Does Central Bank Independence Need Inflation Targeting?
Two articles on today’s Financial Times puzzle me. The first (Weidmann warns of currency war risk) offers yet another example of how economic analysis sometimes leaves the way to ideological beliefs. The Bundesbank’s president argues (as he already did in the past) that giving up inflation targeting hampers central bank independence. How? Why? He does not bother explaining.
What I think he has in mind is that once the objective of the central bank goes beyond strict inflation targeting, monetary policy needs an arbitrage between often conflicting objectives (typically unemployment and inflation). It is the essence of the dual mandate. This of course moves monetary policy out of the realm of technocratic choice, and makes it a political institution (Stephen King explains it nicely). I would argue that this is normal once we abandon the ideal-type of frictionless neoclassical economics, and we accept that we may have a tradeoff between inflation and unemployment. But this is not the issue here. The issue, and the puzzle, is why transforming the choice from technocratic to political, should necessarily lead to giving up independence.

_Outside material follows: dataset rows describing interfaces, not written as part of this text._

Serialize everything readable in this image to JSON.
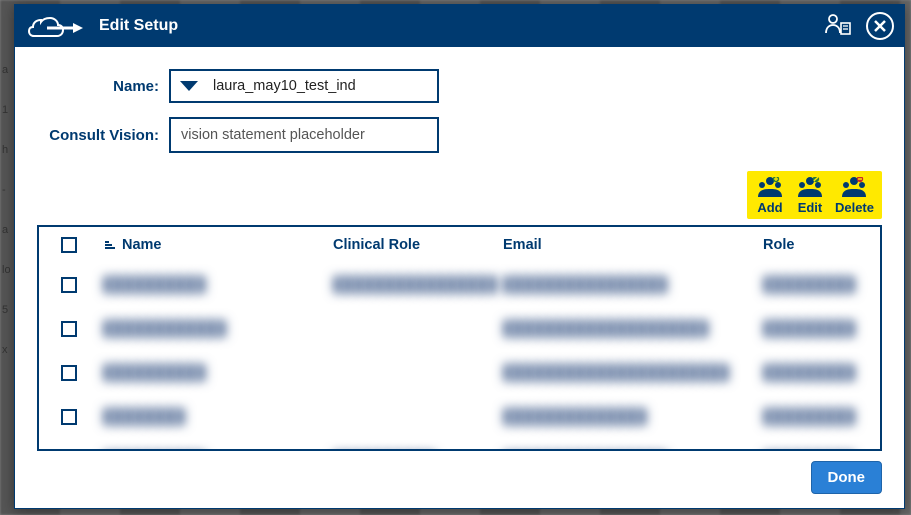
{
  "titlebar": {
    "title": "Edit Setup"
  },
  "form": {
    "name_label": "Name:",
    "name_value": "laura_may10_test_ind",
    "vision_label": "Consult Vision:",
    "vision_value": "vision statement placeholder"
  },
  "actions": {
    "add": "Add",
    "edit": "Edit",
    "delete": "Delete"
  },
  "table": {
    "headers": {
      "name": "Name",
      "clinical_role": "Clinical Role",
      "email": "Email",
      "role": "Role"
    },
    "rows": [
      {
        "name": "██████████",
        "clinical_role": "████████████████",
        "email": "████████████████",
        "role": "█████████"
      },
      {
        "name": "████████████",
        "clinical_role": "",
        "email": "████████████████████",
        "role": "█████████"
      },
      {
        "name": "██████████",
        "clinical_role": "",
        "email": "██████████████████████",
        "role": "█████████"
      },
      {
        "name": "████████",
        "clinical_role": "",
        "email": "██████████████",
        "role": "█████████"
      },
      {
        "name": "██████████",
        "clinical_role": "██████████",
        "email": "████████████████",
        "role": "█████████"
      }
    ]
  },
  "footer": {
    "done": "Done"
  },
  "colors": {
    "primary": "#003a70",
    "highlight": "#ffe900",
    "button": "#2a80d6"
  }
}
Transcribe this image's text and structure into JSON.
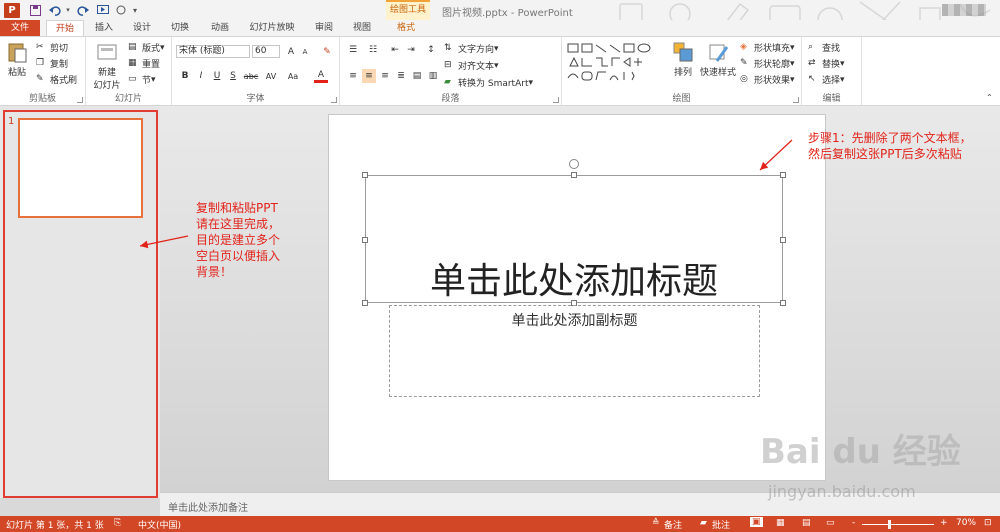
{
  "titlebar": {
    "app_logo": "P",
    "contextual_group": "绘图工具",
    "doc_title": "图片视频.pptx - PowerPoint",
    "quick_access": [
      "save-icon",
      "undo-icon",
      "redo-icon",
      "present-from-start-icon",
      "customize-icon"
    ]
  },
  "tabs": [
    "文件",
    "开始",
    "插入",
    "设计",
    "切换",
    "动画",
    "幻灯片放映",
    "审阅",
    "视图",
    "格式"
  ],
  "ribbon": {
    "clipboard": {
      "paste": "粘贴",
      "cut": "剪切",
      "copy": "复制",
      "format_painter": "格式刷",
      "label": "剪贴板"
    },
    "slides": {
      "new_slide_line1": "新建",
      "new_slide_line2": "幻灯片",
      "layout": "版式",
      "reset": "重置",
      "section": "节",
      "label": "幻灯片"
    },
    "font": {
      "font_name": "宋体 (标题)",
      "font_size": "60",
      "grow": "A",
      "shrink": "A",
      "clear": "✎",
      "bold": "B",
      "italic": "I",
      "underline": "U",
      "shadow": "S",
      "strike": "abc",
      "spacing": "AV",
      "case": "Aa",
      "color": "A",
      "label": "字体"
    },
    "paragraph": {
      "text_direction": "文字方向",
      "align_text": "对齐文本",
      "smartart": "转换为 SmartArt",
      "label": "段落"
    },
    "drawing": {
      "arrange": "排列",
      "quick_styles": "快速样式",
      "shape_fill": "形状填充",
      "shape_outline": "形状轮廓",
      "shape_effects": "形状效果",
      "label": "绘图"
    },
    "editing": {
      "find": "查找",
      "replace": "替换",
      "select": "选择",
      "label": "编辑"
    }
  },
  "thumbnail": {
    "number": "1"
  },
  "slide": {
    "title_placeholder": "单击此处添加标题",
    "subtitle_placeholder": "单击此处添加副标题"
  },
  "notes_placeholder": "单击此处添加备注",
  "statusbar": {
    "slide_info": "幻灯片 第 1 张，共 1 张",
    "language": "中文(中国)",
    "notes": "备注",
    "comments": "批注",
    "zoom_minus": "-",
    "zoom_plus": "+",
    "zoom": "70%"
  },
  "annotations": {
    "left": "复制和粘贴PPT\n请在这里完成，\n目的是建立多个\n空白页以便插入\n背景！",
    "right": "步骤1：先删除了两个文本框，\n然后复制这张PPT后多次粘贴"
  },
  "watermark": {
    "logo": "Bai du 经验",
    "url": "jingyan.baidu.com"
  },
  "colors": {
    "accent": "#d24726",
    "annotation": "#e2231a",
    "contextual": "#f2a33a"
  }
}
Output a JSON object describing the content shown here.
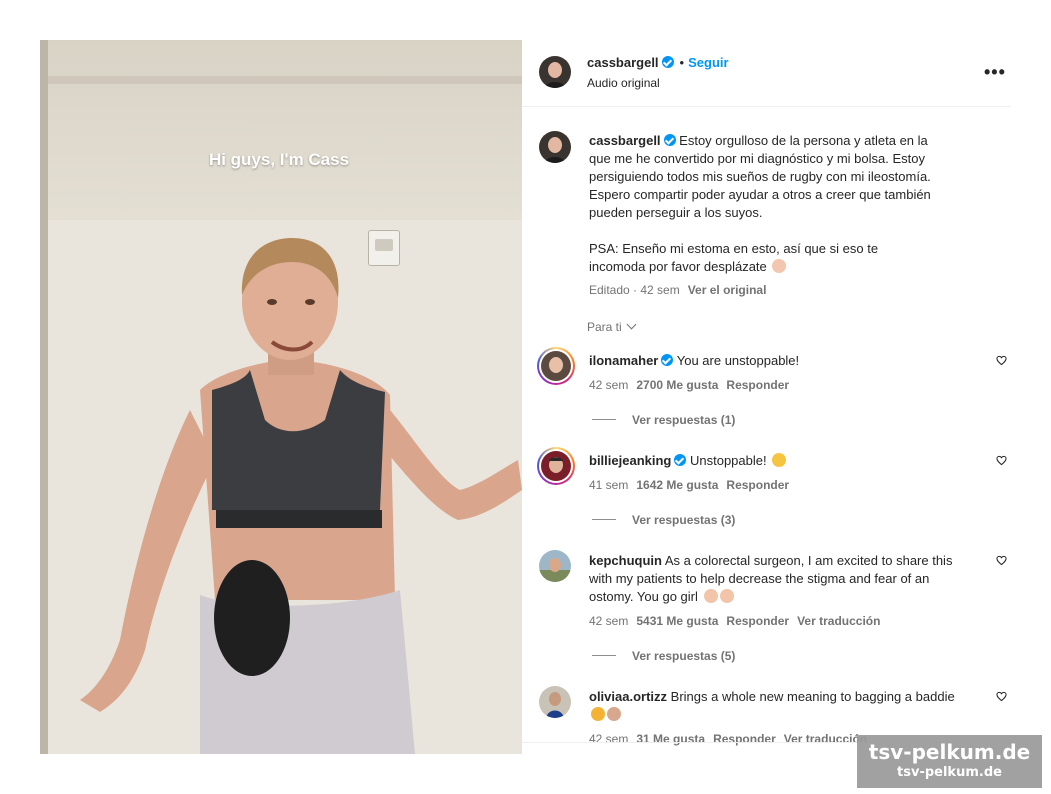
{
  "video": {
    "overlay_text": "Hi guys, I'm Cass"
  },
  "post_header": {
    "username": "cassbargell",
    "separator": "•",
    "follow_label": "Seguir",
    "audio_label": "Audio original",
    "more_icon": "more-horizontal-icon"
  },
  "caption": {
    "username": "cassbargell",
    "text": "Estoy orgulloso de la persona y atleta en la que me he convertido por mi diagnóstico y mi bolsa. Estoy persiguiendo todos mis sueños de rugby con mi ileostomía. Espero compartir poder ayudar a otros a creer que también pueden perseguir a los suyos.",
    "psa": "PSA: Enseño mi estoma en esto, así que si eso te incomoda por favor desplázate",
    "edited_time": "Editado · 42 sem",
    "see_original": "Ver el original"
  },
  "for_you_label": "Para ti",
  "comments": [
    {
      "username": "ilonamaher",
      "verified": true,
      "text": "You are unstoppable!",
      "time": "42 sem",
      "likes": "2700 Me gusta",
      "reply": "Responder",
      "translate": "",
      "replies": "Ver respuestas (1)"
    },
    {
      "username": "billiejeanking",
      "verified": true,
      "text": "Unstoppable!",
      "time": "41 sem",
      "likes": "1642 Me gusta",
      "reply": "Responder",
      "translate": "",
      "replies": "Ver respuestas (3)"
    },
    {
      "username": "kepchuquin",
      "verified": false,
      "text": "As a colorectal surgeon, I am excited to share this with my patients to help decrease the stigma and fear of an ostomy. You go girl",
      "time": "42 sem",
      "likes": "5431 Me gusta",
      "reply": "Responder",
      "translate": "Ver traducción",
      "replies": "Ver respuestas (5)"
    },
    {
      "username": "oliviaa.ortizz",
      "verified": false,
      "text": "Brings a whole new meaning to bagging a baddie",
      "time": "42 sem",
      "likes": "31 Me gusta",
      "reply": "Responder",
      "translate": "Ver traducción",
      "replies": ""
    }
  ],
  "watermark": {
    "line1": "tsv-pelkum.de",
    "line2": "tsv-pelkum.de"
  },
  "colors": {
    "link_blue": "#0095f6",
    "muted": "#737373",
    "text": "#262626"
  }
}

There seems to be an inherent confusion in Weidmann, and in many others, between policy coordination and the subjugation of central banks to dreadful, intrinsically vicious governments. To simplify things, central banks cannot, with the monetary instrument alone, reach two objectives (a trivial instrument assignment problem). Thus, monetary policy should be coordinated with fiscal policy in order to obtain both price stability and unemployment reduction. Does this mean that the central bank and the government should be the same? Does it even mean that they should give equal weight to inflation and unemployment? I really cannot see any reason why it should. Abandoning pure inflation targeting would simply imply for central bankers to step off their ivory tower, and engage in joint policy making with the government. This is what happens in the United States, where the Fed and the treasury cooperate and coordinate in order to minimize unemployment and inflation. Sometimes they succeed, sometimes they don’t, but certainly nobody would argue that the Fed is not independent.

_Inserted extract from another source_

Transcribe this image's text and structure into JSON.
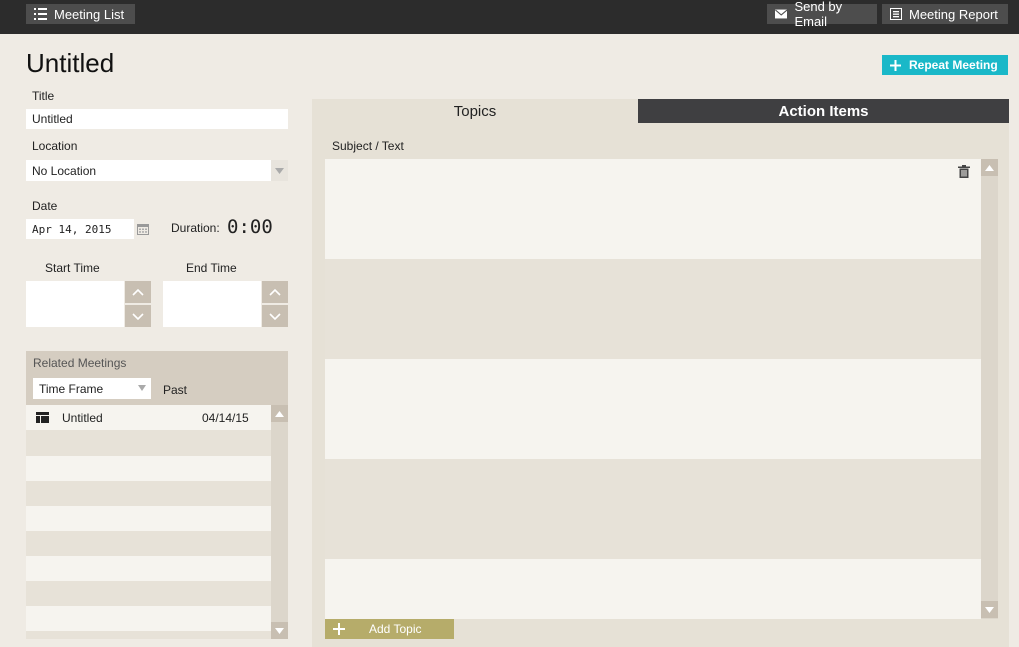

The same cannot be said for the Bank of Japan (this is the second puzzling article). While along with many others I welcome the long overdue Keynesian turn of the Japanese government, I am perplex as of the way the BoJ is bullied into changing policies. I would have preferred to see Shinzo Abe endow the BoJ with a sensible objective (be it nominal GDP targeting or the dual mandate), and let it choose independently as of the moment and of the instruments to use. At any rate, the point is, once again, independence has little or nothing to do with the policies followed.
Of course, all of this only makes sense outside the ideal neoclassical world. If we believe that there is no tradeoff, that markets converge spontaneously towards full employment, then there is no need for policy coordination. Unemployment takes care of itself, the central bank needs only to worry about inflation, and fiscal policy vanishes into irrelevancy. But if we believe this, we may as well rely on Santa Claus to lift us out of this crisis…